Tagged: Bill Ayers


Old thoughts (26 October 2008):

A McCain defeat is likely to be paired with significant defeats downstream from the Presidential race. This would portend a period of bloodletting within the Republican Party and among conservatives more generally. Since Republican Party partisans have been prone to high levels of symbolic violence directed at Democrats (and supporters of Democrats), this propensity to demonize the Other will likely be turned inward. This seems to have begun already (see the leaks coming from the McCain and Palin camps). On a more general level, it seems that an open war is breaking out between evangelicals and nativists, who have been the shock troops of Republican success since 1980, and the conservative “intelligentsia” (op-ed writers and professional political strategists) over both the content and tenor of Republican/Conservative politics. Not only may evangelicals be closed out of power in the Congress and Executive branch, but they have not yet reaped any concrete benefits of 28 years of loyalty to the Republican brand: Roe v. Wade hasn’t been overturned, no “right to life” amendment has been ratified, and the latest threat to humankind, “gay marriage,” has become more acceptable to the public. Nativists are also unhappy as the issue of “illegals” has not been a campaign theme for McCain (who once upon a time championed a form of immigration reform that boiled the blood of the vigilantes patrolling America’s southern border). The conservative intelligentsia is weary of the narrow-mindedness and anti-intelletualism of the Republican Party base: it realizes that Republicans will become a permanent minority party if they continue to cater to the exclusionary preferences of this base. This split could materialize in struggles over the soul of the party waged by Huckabee and Palin (on the one side), and Romney, Jindal, and Ridge (on the other side). Forward thinking Republicans will be more welcoming to people like Bloomberg and Weld as candidates and policy-makers; backward looking Republicans will continue to take marching orders from Limbaugh, Hannity, and the God Squad (Dobson and Perkins).

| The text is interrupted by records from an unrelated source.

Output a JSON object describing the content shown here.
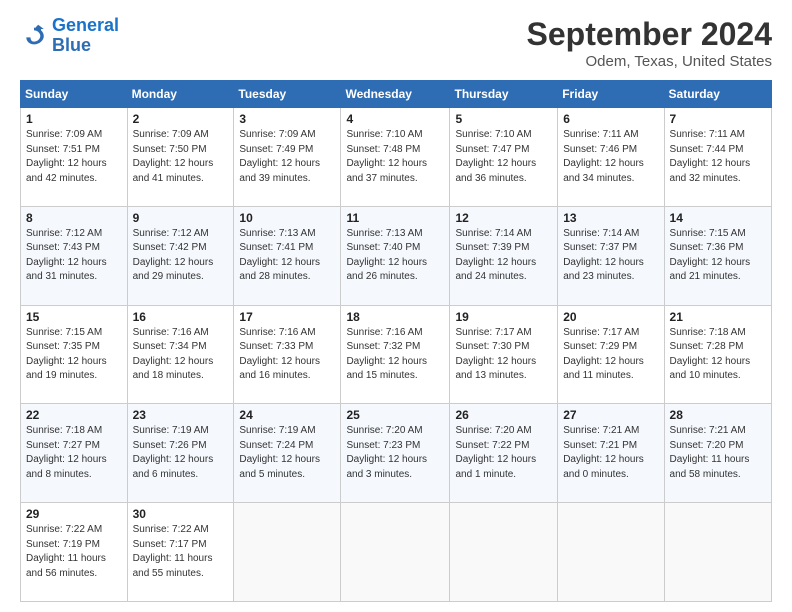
{
  "logo": {
    "line1": "General",
    "line2": "Blue"
  },
  "header": {
    "month": "September 2024",
    "location": "Odem, Texas, United States"
  },
  "weekdays": [
    "Sunday",
    "Monday",
    "Tuesday",
    "Wednesday",
    "Thursday",
    "Friday",
    "Saturday"
  ],
  "weeks": [
    [
      {
        "day": "1",
        "info": "Sunrise: 7:09 AM\nSunset: 7:51 PM\nDaylight: 12 hours\nand 42 minutes."
      },
      {
        "day": "2",
        "info": "Sunrise: 7:09 AM\nSunset: 7:50 PM\nDaylight: 12 hours\nand 41 minutes."
      },
      {
        "day": "3",
        "info": "Sunrise: 7:09 AM\nSunset: 7:49 PM\nDaylight: 12 hours\nand 39 minutes."
      },
      {
        "day": "4",
        "info": "Sunrise: 7:10 AM\nSunset: 7:48 PM\nDaylight: 12 hours\nand 37 minutes."
      },
      {
        "day": "5",
        "info": "Sunrise: 7:10 AM\nSunset: 7:47 PM\nDaylight: 12 hours\nand 36 minutes."
      },
      {
        "day": "6",
        "info": "Sunrise: 7:11 AM\nSunset: 7:46 PM\nDaylight: 12 hours\nand 34 minutes."
      },
      {
        "day": "7",
        "info": "Sunrise: 7:11 AM\nSunset: 7:44 PM\nDaylight: 12 hours\nand 32 minutes."
      }
    ],
    [
      {
        "day": "8",
        "info": "Sunrise: 7:12 AM\nSunset: 7:43 PM\nDaylight: 12 hours\nand 31 minutes."
      },
      {
        "day": "9",
        "info": "Sunrise: 7:12 AM\nSunset: 7:42 PM\nDaylight: 12 hours\nand 29 minutes."
      },
      {
        "day": "10",
        "info": "Sunrise: 7:13 AM\nSunset: 7:41 PM\nDaylight: 12 hours\nand 28 minutes."
      },
      {
        "day": "11",
        "info": "Sunrise: 7:13 AM\nSunset: 7:40 PM\nDaylight: 12 hours\nand 26 minutes."
      },
      {
        "day": "12",
        "info": "Sunrise: 7:14 AM\nSunset: 7:39 PM\nDaylight: 12 hours\nand 24 minutes."
      },
      {
        "day": "13",
        "info": "Sunrise: 7:14 AM\nSunset: 7:37 PM\nDaylight: 12 hours\nand 23 minutes."
      },
      {
        "day": "14",
        "info": "Sunrise: 7:15 AM\nSunset: 7:36 PM\nDaylight: 12 hours\nand 21 minutes."
      }
    ],
    [
      {
        "day": "15",
        "info": "Sunrise: 7:15 AM\nSunset: 7:35 PM\nDaylight: 12 hours\nand 19 minutes."
      },
      {
        "day": "16",
        "info": "Sunrise: 7:16 AM\nSunset: 7:34 PM\nDaylight: 12 hours\nand 18 minutes."
      },
      {
        "day": "17",
        "info": "Sunrise: 7:16 AM\nSunset: 7:33 PM\nDaylight: 12 hours\nand 16 minutes."
      },
      {
        "day": "18",
        "info": "Sunrise: 7:16 AM\nSunset: 7:32 PM\nDaylight: 12 hours\nand 15 minutes."
      },
      {
        "day": "19",
        "info": "Sunrise: 7:17 AM\nSunset: 7:30 PM\nDaylight: 12 hours\nand 13 minutes."
      },
      {
        "day": "20",
        "info": "Sunrise: 7:17 AM\nSunset: 7:29 PM\nDaylight: 12 hours\nand 11 minutes."
      },
      {
        "day": "21",
        "info": "Sunrise: 7:18 AM\nSunset: 7:28 PM\nDaylight: 12 hours\nand 10 minutes."
      }
    ],
    [
      {
        "day": "22",
        "info": "Sunrise: 7:18 AM\nSunset: 7:27 PM\nDaylight: 12 hours\nand 8 minutes."
      },
      {
        "day": "23",
        "info": "Sunrise: 7:19 AM\nSunset: 7:26 PM\nDaylight: 12 hours\nand 6 minutes."
      },
      {
        "day": "24",
        "info": "Sunrise: 7:19 AM\nSunset: 7:24 PM\nDaylight: 12 hours\nand 5 minutes."
      },
      {
        "day": "25",
        "info": "Sunrise: 7:20 AM\nSunset: 7:23 PM\nDaylight: 12 hours\nand 3 minutes."
      },
      {
        "day": "26",
        "info": "Sunrise: 7:20 AM\nSunset: 7:22 PM\nDaylight: 12 hours\nand 1 minute."
      },
      {
        "day": "27",
        "info": "Sunrise: 7:21 AM\nSunset: 7:21 PM\nDaylight: 12 hours\nand 0 minutes."
      },
      {
        "day": "28",
        "info": "Sunrise: 7:21 AM\nSunset: 7:20 PM\nDaylight: 11 hours\nand 58 minutes."
      }
    ],
    [
      {
        "day": "29",
        "info": "Sunrise: 7:22 AM\nSunset: 7:19 PM\nDaylight: 11 hours\nand 56 minutes."
      },
      {
        "day": "30",
        "info": "Sunrise: 7:22 AM\nSunset: 7:17 PM\nDaylight: 11 hours\nand 55 minutes."
      },
      null,
      null,
      null,
      null,
      null
    ]
  ]
}
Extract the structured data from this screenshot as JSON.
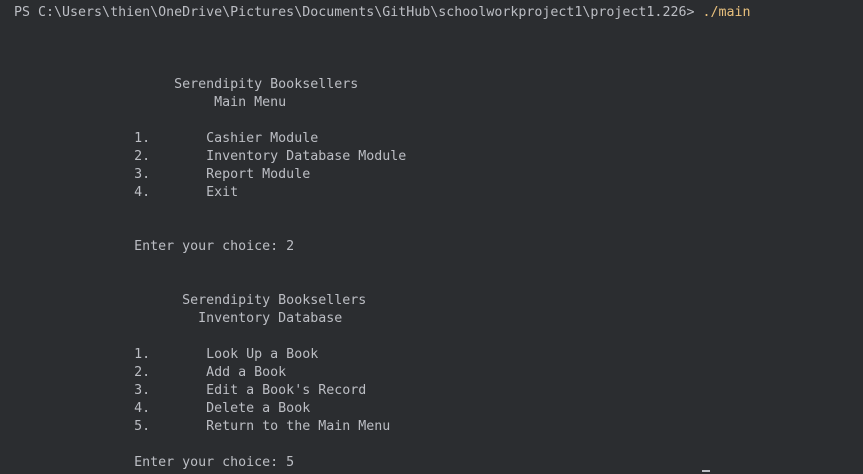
{
  "prompt": {
    "path": "PS C:\\Users\\thien\\OneDrive\\Pictures\\Documents\\GitHub\\schoolworkproject1\\project1.226> ",
    "command": "./main"
  },
  "output_lines": [
    "",
    "",
    "",
    "                    Serendipity Booksellers",
    "                         Main Menu",
    "",
    "               1.       Cashier Module",
    "               2.       Inventory Database Module",
    "               3.       Report Module",
    "               4.       Exit",
    "",
    "",
    "               Enter your choice: 2",
    "",
    "",
    "                     Serendipity Booksellers",
    "                       Inventory Database",
    "",
    "               1.       Look Up a Book",
    "               2.       Add a Book",
    "               3.       Edit a Book's Record",
    "               4.       Delete a Book",
    "               5.       Return to the Main Menu",
    "",
    "               Enter your choice: 5"
  ],
  "colors": {
    "background": "#2b2d30",
    "text": "#bcbec4",
    "command": "#e8c07d"
  }
}
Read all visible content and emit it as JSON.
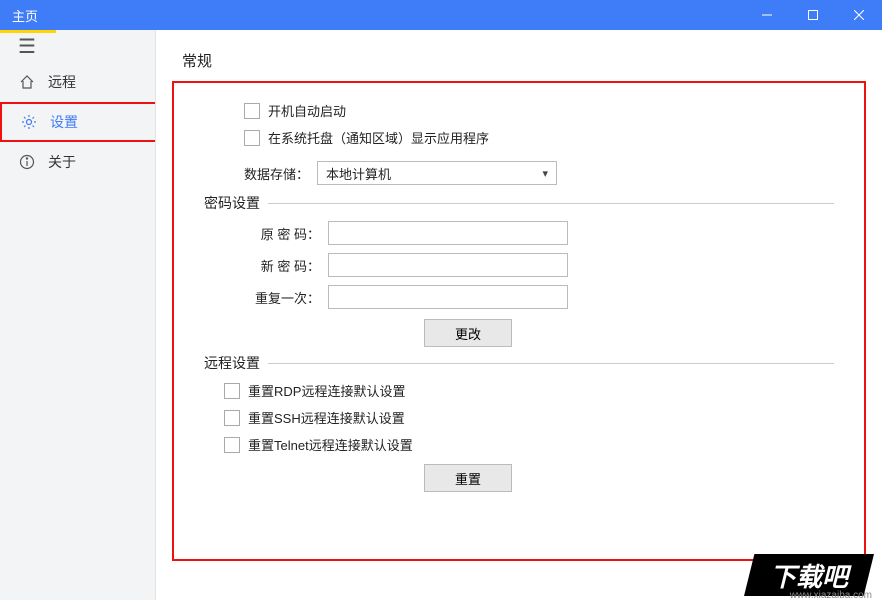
{
  "title": "主页",
  "sidebar": {
    "items": [
      {
        "label": "远程"
      },
      {
        "label": "设置"
      },
      {
        "label": "关于"
      }
    ]
  },
  "general": {
    "heading": "常规",
    "autostart": "开机自动启动",
    "tray": "在系统托盘（通知区域）显示应用程序",
    "storage_label": "数据存储：",
    "storage_value": "本地计算机"
  },
  "password": {
    "heading": "密码设置",
    "old_label": "原 密 码：",
    "new_label": "新 密 码：",
    "repeat_label": "重复一次：",
    "button": "更改"
  },
  "remote": {
    "heading": "远程设置",
    "rdp": "重置RDP远程连接默认设置",
    "ssh": "重置SSH远程连接默认设置",
    "telnet": "重置Telnet远程连接默认设置",
    "button": "重置"
  },
  "watermark": {
    "logo": "下载吧",
    "url": "www.xiazaiba.com"
  }
}
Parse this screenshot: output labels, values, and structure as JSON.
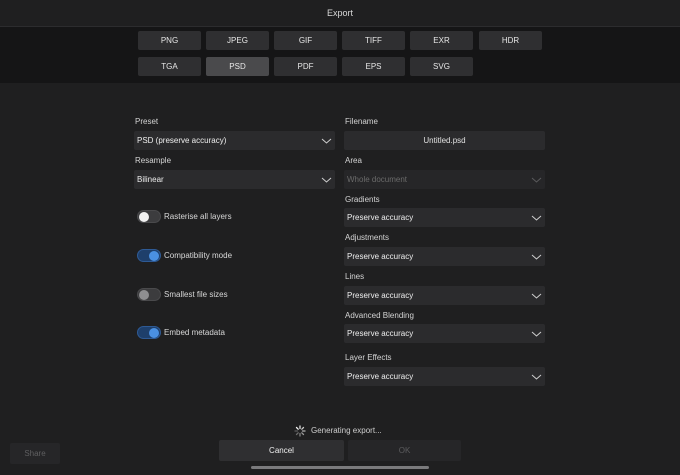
{
  "window": {
    "title": "Export"
  },
  "formats": {
    "row1": [
      "PNG",
      "JPEG",
      "GIF",
      "TIFF",
      "EXR",
      "HDR"
    ],
    "row2": [
      "TGA",
      "PSD",
      "PDF",
      "EPS",
      "SVG"
    ],
    "selected": "PSD"
  },
  "left": {
    "preset_label": "Preset",
    "preset_value": "PSD (preserve accuracy)",
    "resample_label": "Resample",
    "resample_value": "Bilinear",
    "toggles": [
      {
        "label": "Rasterise all layers",
        "state": "off"
      },
      {
        "label": "Compatibility mode",
        "state": "on"
      },
      {
        "label": "Smallest file sizes",
        "state": "off-disabled"
      },
      {
        "label": "Embed metadata",
        "state": "on"
      }
    ]
  },
  "right": {
    "filename_label": "Filename",
    "filename_value": "Untitled.psd",
    "area_label": "Area",
    "area_value": "Whole document",
    "gradients_label": "Gradients",
    "gradients_value": "Preserve accuracy",
    "adjustments_label": "Adjustments",
    "adjustments_value": "Preserve accuracy",
    "lines_label": "Lines",
    "lines_value": "Preserve accuracy",
    "advanced_blending_label": "Advanced Blending",
    "advanced_blending_value": "Preserve accuracy",
    "layer_effects_label": "Layer Effects",
    "layer_effects_value": "Preserve accuracy"
  },
  "footer": {
    "status": "Generating export...",
    "share_label": "Share",
    "cancel_label": "Cancel",
    "ok_label": "OK"
  },
  "colors": {
    "accent": "#4a90e2",
    "toggle_on_track": "#1e3f6b",
    "background": "#1f1f20"
  }
}
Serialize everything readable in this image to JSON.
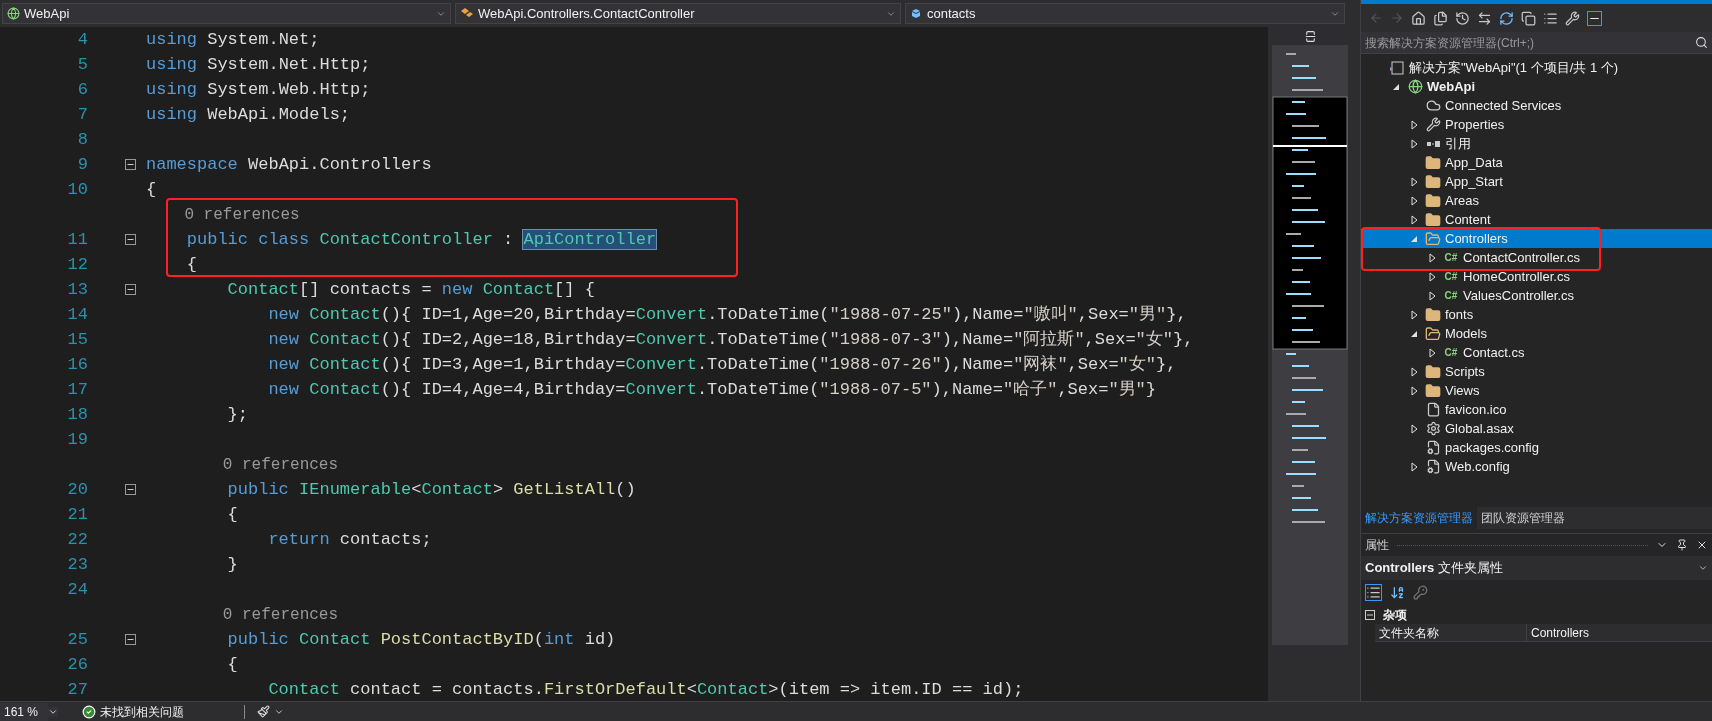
{
  "navbar": {
    "project": "WebApi",
    "type": "WebApi.Controllers.ContactController",
    "member": "contacts"
  },
  "code": [
    {
      "kind": "code",
      "number": "4",
      "fold": false,
      "tokens": [
        {
          "kind": "keyword",
          "text": "using"
        },
        {
          "kind": "plain",
          "text": " System.Net;"
        }
      ]
    },
    {
      "kind": "code",
      "number": "5",
      "fold": false,
      "tokens": [
        {
          "kind": "keyword",
          "text": "using"
        },
        {
          "kind": "plain",
          "text": " System.Net.Http;"
        }
      ]
    },
    {
      "kind": "code",
      "number": "6",
      "fold": false,
      "tokens": [
        {
          "kind": "keyword",
          "text": "using"
        },
        {
          "kind": "plain",
          "text": " System.Web.Http;"
        }
      ]
    },
    {
      "kind": "code",
      "number": "7",
      "fold": false,
      "tokens": [
        {
          "kind": "keyword",
          "text": "using"
        },
        {
          "kind": "plain",
          "text": " WebApi.Models;"
        }
      ]
    },
    {
      "kind": "code",
      "number": "8",
      "fold": false
    },
    {
      "kind": "code",
      "number": "9",
      "fold": true,
      "tokens": [
        {
          "kind": "keyword",
          "text": "namespace"
        },
        {
          "kind": "plain",
          "text": " WebApi.Controllers"
        }
      ]
    },
    {
      "kind": "code",
      "number": "10",
      "fold": false,
      "tokens": [
        {
          "kind": "plain",
          "text": "{"
        }
      ]
    },
    {
      "kind": "lens",
      "text": "    0 references"
    },
    {
      "kind": "code",
      "number": "11",
      "fold": true,
      "tokens": [
        {
          "kind": "keyword",
          "text": "    public class "
        },
        {
          "kind": "type",
          "text": "ContactController"
        },
        {
          "kind": "plain",
          "text": " : "
        },
        {
          "kind": "selected",
          "text": "ApiController"
        }
      ]
    },
    {
      "kind": "code",
      "number": "12",
      "fold": false,
      "tokens": [
        {
          "kind": "plain",
          "text": "    {"
        }
      ]
    },
    {
      "kind": "code",
      "number": "13",
      "fold": true,
      "tokens": [
        {
          "kind": "type",
          "text": "        Contact"
        },
        {
          "kind": "plain",
          "text": "[] contacts = "
        },
        {
          "kind": "keyword",
          "text": "new "
        },
        {
          "kind": "type",
          "text": "Contact"
        },
        {
          "kind": "plain",
          "text": "[] {"
        }
      ]
    },
    {
      "kind": "code",
      "number": "14",
      "fold": false,
      "tokens": [
        {
          "kind": "keyword",
          "text": "            new "
        },
        {
          "kind": "type",
          "text": "Contact"
        },
        {
          "kind": "plain",
          "text": "(){ ID=1,Age=20,Birthday="
        },
        {
          "kind": "type",
          "text": "Convert"
        },
        {
          "kind": "plain",
          "text": ".ToDateTime("
        },
        {
          "kind": "string",
          "text": "\"1988-07-25\""
        },
        {
          "kind": "plain",
          "text": "),Name="
        },
        {
          "kind": "string",
          "text": "\"嗷叫\""
        },
        {
          "kind": "plain",
          "text": ",Sex="
        },
        {
          "kind": "string",
          "text": "\"男\""
        },
        {
          "kind": "plain",
          "text": "},"
        }
      ]
    },
    {
      "kind": "code",
      "number": "15",
      "fold": false,
      "tokens": [
        {
          "kind": "keyword",
          "text": "            new "
        },
        {
          "kind": "type",
          "text": "Contact"
        },
        {
          "kind": "plain",
          "text": "(){ ID=2,Age=18,Birthday="
        },
        {
          "kind": "type",
          "text": "Convert"
        },
        {
          "kind": "plain",
          "text": ".ToDateTime("
        },
        {
          "kind": "string",
          "text": "\"1988-07-3\""
        },
        {
          "kind": "plain",
          "text": "),Name="
        },
        {
          "kind": "string",
          "text": "\"阿拉斯\""
        },
        {
          "kind": "plain",
          "text": ",Sex="
        },
        {
          "kind": "string",
          "text": "\"女\""
        },
        {
          "kind": "plain",
          "text": "},"
        }
      ]
    },
    {
      "kind": "code",
      "number": "16",
      "fold": false,
      "tokens": [
        {
          "kind": "keyword",
          "text": "            new "
        },
        {
          "kind": "type",
          "text": "Contact"
        },
        {
          "kind": "plain",
          "text": "(){ ID=3,Age=1,Birthday="
        },
        {
          "kind": "type",
          "text": "Convert"
        },
        {
          "kind": "plain",
          "text": ".ToDateTime("
        },
        {
          "kind": "string",
          "text": "\"1988-07-26\""
        },
        {
          "kind": "plain",
          "text": "),Name="
        },
        {
          "kind": "string",
          "text": "\"网袜\""
        },
        {
          "kind": "plain",
          "text": ",Sex="
        },
        {
          "kind": "string",
          "text": "\"女\""
        },
        {
          "kind": "plain",
          "text": "},"
        }
      ]
    },
    {
      "kind": "code",
      "number": "17",
      "fold": false,
      "tokens": [
        {
          "kind": "keyword",
          "text": "            new "
        },
        {
          "kind": "type",
          "text": "Contact"
        },
        {
          "kind": "plain",
          "text": "(){ ID=4,Age=4,Birthday="
        },
        {
          "kind": "type",
          "text": "Convert"
        },
        {
          "kind": "plain",
          "text": ".ToDateTime("
        },
        {
          "kind": "string",
          "text": "\"1988-07-5\""
        },
        {
          "kind": "plain",
          "text": "),Name="
        },
        {
          "kind": "string",
          "text": "\"哈子\""
        },
        {
          "kind": "plain",
          "text": ",Sex="
        },
        {
          "kind": "string",
          "text": "\"男\""
        },
        {
          "kind": "plain",
          "text": "}"
        }
      ]
    },
    {
      "kind": "code",
      "number": "18",
      "fold": false,
      "tokens": [
        {
          "kind": "plain",
          "text": "        };"
        }
      ]
    },
    {
      "kind": "code",
      "number": "19",
      "fold": false
    },
    {
      "kind": "lens",
      "text": "        0 references"
    },
    {
      "kind": "code",
      "number": "20",
      "fold": true,
      "tokens": [
        {
          "kind": "keyword",
          "text": "        public "
        },
        {
          "kind": "type",
          "text": "IEnumerable"
        },
        {
          "kind": "plain",
          "text": "<"
        },
        {
          "kind": "type",
          "text": "Contact"
        },
        {
          "kind": "plain",
          "text": "> "
        },
        {
          "kind": "method",
          "text": "GetListAll"
        },
        {
          "kind": "plain",
          "text": "()"
        }
      ]
    },
    {
      "kind": "code",
      "number": "21",
      "fold": false,
      "tokens": [
        {
          "kind": "plain",
          "text": "        {"
        }
      ]
    },
    {
      "kind": "code",
      "number": "22",
      "fold": false,
      "tokens": [
        {
          "kind": "keyword",
          "text": "            return"
        },
        {
          "kind": "plain",
          "text": " contacts;"
        }
      ]
    },
    {
      "kind": "code",
      "number": "23",
      "fold": false,
      "tokens": [
        {
          "kind": "plain",
          "text": "        }"
        }
      ]
    },
    {
      "kind": "code",
      "number": "24",
      "fold": false
    },
    {
      "kind": "lens",
      "text": "        0 references"
    },
    {
      "kind": "code",
      "number": "25",
      "fold": true,
      "tokens": [
        {
          "kind": "keyword",
          "text": "        public "
        },
        {
          "kind": "type",
          "text": "Contact "
        },
        {
          "kind": "method",
          "text": "PostContactByID"
        },
        {
          "kind": "plain",
          "text": "("
        },
        {
          "kind": "keyword",
          "text": "int"
        },
        {
          "kind": "plain",
          "text": " id)"
        }
      ]
    },
    {
      "kind": "code",
      "number": "26",
      "fold": false,
      "tokens": [
        {
          "kind": "plain",
          "text": "        {"
        }
      ]
    },
    {
      "kind": "code",
      "number": "27",
      "fold": false,
      "tokens": [
        {
          "kind": "type",
          "text": "            Contact"
        },
        {
          "kind": "plain",
          "text": " contact = contacts."
        },
        {
          "kind": "method",
          "text": "FirstOrDefault"
        },
        {
          "kind": "plain",
          "text": "<"
        },
        {
          "kind": "type",
          "text": "Contact"
        },
        {
          "kind": "plain",
          "text": ">(item => item.ID == id);"
        }
      ]
    }
  ],
  "solution_explorer": {
    "search": {
      "placeholder": "搜索解决方案资源管理器(Ctrl+;)"
    },
    "tree": [
      {
        "label": "解决方案\"WebApi\"(1 个项目/共 1 个)",
        "kind": "solution",
        "selected": false,
        "children": [
          {
            "label": "WebApi",
            "kind": "project",
            "expanded": true,
            "selected": false,
            "bold": true,
            "children": [
              {
                "label": "Connected Services",
                "kind": "cloud",
                "selected": false
              },
              {
                "label": "Properties",
                "kind": "wrench",
                "expanded": false,
                "selected": false
              },
              {
                "label": "引用",
                "kind": "references",
                "expanded": false,
                "selected": false
              },
              {
                "label": "App_Data",
                "kind": "folder",
                "selected": false
              },
              {
                "label": "App_Start",
                "kind": "folder",
                "expanded": false,
                "selected": false
              },
              {
                "label": "Areas",
                "kind": "folder",
                "expanded": false,
                "selected": false
              },
              {
                "label": "Content",
                "kind": "folder",
                "expanded": false,
                "selected": false
              },
              {
                "label": "Controllers",
                "kind": "folder-open",
                "expanded": true,
                "selected": true,
                "children": [
                  {
                    "label": "ContactController.cs",
                    "kind": "csharp",
                    "badge": "C#",
                    "expanded": false,
                    "selected": false
                  },
                  {
                    "label": "HomeController.cs",
                    "kind": "csharp",
                    "badge": "C#",
                    "expanded": false,
                    "selected": false
                  },
                  {
                    "label": "ValuesController.cs",
                    "kind": "csharp",
                    "badge": "C#",
                    "expanded": false,
                    "selected": false
                  }
                ]
              },
              {
                "label": "fonts",
                "kind": "folder",
                "expanded": false,
                "selected": false
              },
              {
                "label": "Models",
                "kind": "folder-open",
                "expanded": true,
                "selected": false,
                "children": [
                  {
                    "label": "Contact.cs",
                    "kind": "csharp",
                    "badge": "C#",
                    "expanded": false,
                    "selected": false
                  }
                ]
              },
              {
                "label": "Scripts",
                "kind": "folder",
                "expanded": false,
                "selected": false
              },
              {
                "label": "Views",
                "kind": "folder",
                "expanded": false,
                "selected": false
              },
              {
                "label": "favicon.ico",
                "kind": "file",
                "selected": false
              },
              {
                "label": "Global.asax",
                "kind": "gear-file",
                "expanded": false,
                "selected": false
              },
              {
                "label": "packages.config",
                "kind": "config",
                "selected": false
              },
              {
                "label": "Web.config",
                "kind": "config",
                "expanded": false,
                "selected": false
              }
            ]
          }
        ]
      }
    ]
  },
  "panel_tabs": [
    {
      "label": "解决方案资源管理器",
      "selected": true
    },
    {
      "label": "团队资源管理器",
      "selected": false
    }
  ],
  "properties": {
    "title": "属性",
    "object": "**Controllers** 文件夹属性",
    "category": {
      "label": "杂项",
      "expanded": true,
      "rows": [
        {
          "name": "文件夹名称",
          "value": "Controllers"
        }
      ]
    }
  },
  "status_bar": {
    "zoom": "161 %",
    "issues": "未找到相关问题"
  }
}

Enter the Tea Party in 2009.


New thoughts on the controversy over the label “progressive” and the Clinton and Sanders campaigns:

An analogous situation arose in 2008. Republicans questioned Mr Obama’s “character” by raising his “association” with Bill Ayers (“paling around with terrorists”) and his membership in the church of the firebrand Reverend Wright. In the end, the strategy of character assassination failed. In the present circumstances, Mr Sanders would do better to stick to substance (differences in policy).

The search for ideological purity is why the Republicans are a risible circus today. Mr Sanders should be wary of taking the Democratic Party (of which he’s never been a member) down this road to political perdition. It will only end in tears.